• Articles valued at not more than $200 (or $100 for bona fide gifts) that are passed without entry.

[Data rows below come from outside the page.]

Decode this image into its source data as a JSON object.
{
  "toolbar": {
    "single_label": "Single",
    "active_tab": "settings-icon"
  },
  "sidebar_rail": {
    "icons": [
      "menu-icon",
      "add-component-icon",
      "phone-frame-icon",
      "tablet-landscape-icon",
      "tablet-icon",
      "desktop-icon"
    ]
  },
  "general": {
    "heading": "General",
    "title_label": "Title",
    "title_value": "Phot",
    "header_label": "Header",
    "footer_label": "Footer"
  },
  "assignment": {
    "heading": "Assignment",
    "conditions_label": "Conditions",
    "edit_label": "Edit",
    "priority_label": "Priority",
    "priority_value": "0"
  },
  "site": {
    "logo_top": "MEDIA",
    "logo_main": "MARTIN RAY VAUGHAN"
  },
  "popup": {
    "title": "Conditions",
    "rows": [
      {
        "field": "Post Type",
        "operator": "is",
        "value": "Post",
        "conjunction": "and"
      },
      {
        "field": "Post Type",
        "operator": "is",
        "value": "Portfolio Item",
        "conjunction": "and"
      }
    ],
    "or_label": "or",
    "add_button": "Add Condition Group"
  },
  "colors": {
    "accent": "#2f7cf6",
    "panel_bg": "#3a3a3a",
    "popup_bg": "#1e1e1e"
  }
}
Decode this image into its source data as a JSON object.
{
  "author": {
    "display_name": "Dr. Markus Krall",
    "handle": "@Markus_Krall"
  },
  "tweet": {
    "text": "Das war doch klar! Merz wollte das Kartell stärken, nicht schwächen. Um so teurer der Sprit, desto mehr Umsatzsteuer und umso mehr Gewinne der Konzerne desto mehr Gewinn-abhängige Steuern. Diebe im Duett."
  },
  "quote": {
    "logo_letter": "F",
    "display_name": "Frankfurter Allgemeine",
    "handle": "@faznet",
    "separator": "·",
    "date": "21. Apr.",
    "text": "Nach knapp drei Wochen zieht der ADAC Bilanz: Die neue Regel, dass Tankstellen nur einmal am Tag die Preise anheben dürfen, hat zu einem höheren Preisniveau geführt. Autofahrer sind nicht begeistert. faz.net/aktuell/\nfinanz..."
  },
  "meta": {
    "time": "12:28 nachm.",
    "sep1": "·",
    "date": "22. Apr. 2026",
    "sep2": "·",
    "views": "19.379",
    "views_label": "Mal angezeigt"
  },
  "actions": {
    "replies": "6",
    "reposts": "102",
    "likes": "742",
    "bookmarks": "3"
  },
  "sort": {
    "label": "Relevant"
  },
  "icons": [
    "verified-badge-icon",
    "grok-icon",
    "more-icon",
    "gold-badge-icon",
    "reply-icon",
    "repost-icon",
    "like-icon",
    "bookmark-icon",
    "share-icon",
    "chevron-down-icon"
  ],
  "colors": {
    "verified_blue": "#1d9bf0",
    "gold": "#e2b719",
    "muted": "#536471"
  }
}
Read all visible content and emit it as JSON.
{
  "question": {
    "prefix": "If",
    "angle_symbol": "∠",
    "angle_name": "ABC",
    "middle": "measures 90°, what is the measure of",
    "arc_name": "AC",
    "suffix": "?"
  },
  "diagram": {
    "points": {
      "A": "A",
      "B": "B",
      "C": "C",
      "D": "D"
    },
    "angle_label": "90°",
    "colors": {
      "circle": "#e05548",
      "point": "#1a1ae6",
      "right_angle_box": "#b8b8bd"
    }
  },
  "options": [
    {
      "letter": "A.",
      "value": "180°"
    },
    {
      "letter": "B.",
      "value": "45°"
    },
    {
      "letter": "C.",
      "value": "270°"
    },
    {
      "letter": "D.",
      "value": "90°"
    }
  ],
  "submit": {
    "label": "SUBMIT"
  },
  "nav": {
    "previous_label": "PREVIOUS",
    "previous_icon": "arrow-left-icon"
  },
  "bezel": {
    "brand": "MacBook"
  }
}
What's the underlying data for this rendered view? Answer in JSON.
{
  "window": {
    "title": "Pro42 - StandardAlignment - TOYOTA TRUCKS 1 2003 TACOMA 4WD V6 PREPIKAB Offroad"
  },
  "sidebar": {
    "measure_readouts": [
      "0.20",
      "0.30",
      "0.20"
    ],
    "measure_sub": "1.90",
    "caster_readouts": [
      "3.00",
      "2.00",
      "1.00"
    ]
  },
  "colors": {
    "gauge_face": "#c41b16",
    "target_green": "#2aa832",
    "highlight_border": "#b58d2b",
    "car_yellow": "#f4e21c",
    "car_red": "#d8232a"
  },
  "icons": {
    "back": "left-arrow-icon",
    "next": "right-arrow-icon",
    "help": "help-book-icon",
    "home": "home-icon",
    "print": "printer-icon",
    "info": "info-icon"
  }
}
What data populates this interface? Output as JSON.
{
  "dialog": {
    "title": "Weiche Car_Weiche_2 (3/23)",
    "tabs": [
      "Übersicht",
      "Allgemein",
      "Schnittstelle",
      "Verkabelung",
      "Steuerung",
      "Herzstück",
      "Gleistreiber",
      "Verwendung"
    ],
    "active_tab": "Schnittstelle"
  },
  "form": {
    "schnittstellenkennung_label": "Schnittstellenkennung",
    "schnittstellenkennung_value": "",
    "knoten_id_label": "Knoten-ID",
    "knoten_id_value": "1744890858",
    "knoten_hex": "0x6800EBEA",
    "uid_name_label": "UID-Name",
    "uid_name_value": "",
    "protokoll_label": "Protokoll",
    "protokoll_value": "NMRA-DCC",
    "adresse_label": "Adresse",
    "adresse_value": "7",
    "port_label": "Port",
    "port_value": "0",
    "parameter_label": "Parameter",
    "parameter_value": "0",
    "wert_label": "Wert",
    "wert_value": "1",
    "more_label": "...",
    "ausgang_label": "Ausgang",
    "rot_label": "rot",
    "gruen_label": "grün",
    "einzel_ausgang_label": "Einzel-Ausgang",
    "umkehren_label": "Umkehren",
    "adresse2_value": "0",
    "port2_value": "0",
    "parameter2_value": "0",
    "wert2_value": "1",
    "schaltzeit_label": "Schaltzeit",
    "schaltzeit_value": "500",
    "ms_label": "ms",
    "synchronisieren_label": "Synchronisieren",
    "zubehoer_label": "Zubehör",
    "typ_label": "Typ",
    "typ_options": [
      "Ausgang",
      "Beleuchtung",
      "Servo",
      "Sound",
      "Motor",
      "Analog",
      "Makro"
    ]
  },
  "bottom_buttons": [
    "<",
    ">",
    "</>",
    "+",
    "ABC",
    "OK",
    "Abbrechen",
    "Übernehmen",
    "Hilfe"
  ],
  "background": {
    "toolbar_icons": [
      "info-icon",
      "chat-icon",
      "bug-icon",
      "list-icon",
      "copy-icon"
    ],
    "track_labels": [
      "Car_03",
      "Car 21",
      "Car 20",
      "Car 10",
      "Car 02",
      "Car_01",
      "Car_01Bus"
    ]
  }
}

Section 42 of the Trademark Act of 1946 (15 U.S.C. 1124) provides, among other things, that no imported article of foreign origin which bears a name or mark calculated to induce the public to believe that it was manufactured in the United States, or in any foreign country or locality other than the country or locality in which it was actually manufactured, shall be admitted to entry at any customhouse in the United States. In many cases, the words “United States,” the letters “U.S.A.,” or the name of any city or locality in the United States appearing on an imported article of foreign origin, or on the containers thereof, are considered to be calculated to induce the public to believe that the article was manufactured in the United States unless the name of the country of origin appears in close proximity to the name which indicates a domestic origin. 104 104 Merchandise discovered after conditional release to have been missing a required country of origin marking may be ordered redelivered to CBP custody. If such delivery is not promptly made, liquidated damages may be assessed against the CBP bond. (See 19 CFR 141.113[a]; cf., 19 CFR Part 172 and CBP Form 4647.) An imported article bearing a name or mark prohibited by Section 42 of the Trademark Act is subject to seizure and forfeiture. However, upon the filing of a petition by the importer prior to final disposition of the article, the CBP port director may release it upon the condition that the prohibited marking be removed or obliterated or that the article and containers be properly marked; or the port director may permit the article to be exported or destroyed under CBP supervision and without expense to the government. Section 43 of the Trademark Act of 1946 (15 U.S.C. 1125) prohibits the entry of goods marked or labeled with a false designation of origin or with any false description or representation, including words or other symbols tending to falsely describe or represent the same. Deliberate removal, obliteration, covering or altering of required country-of-origin markings after release from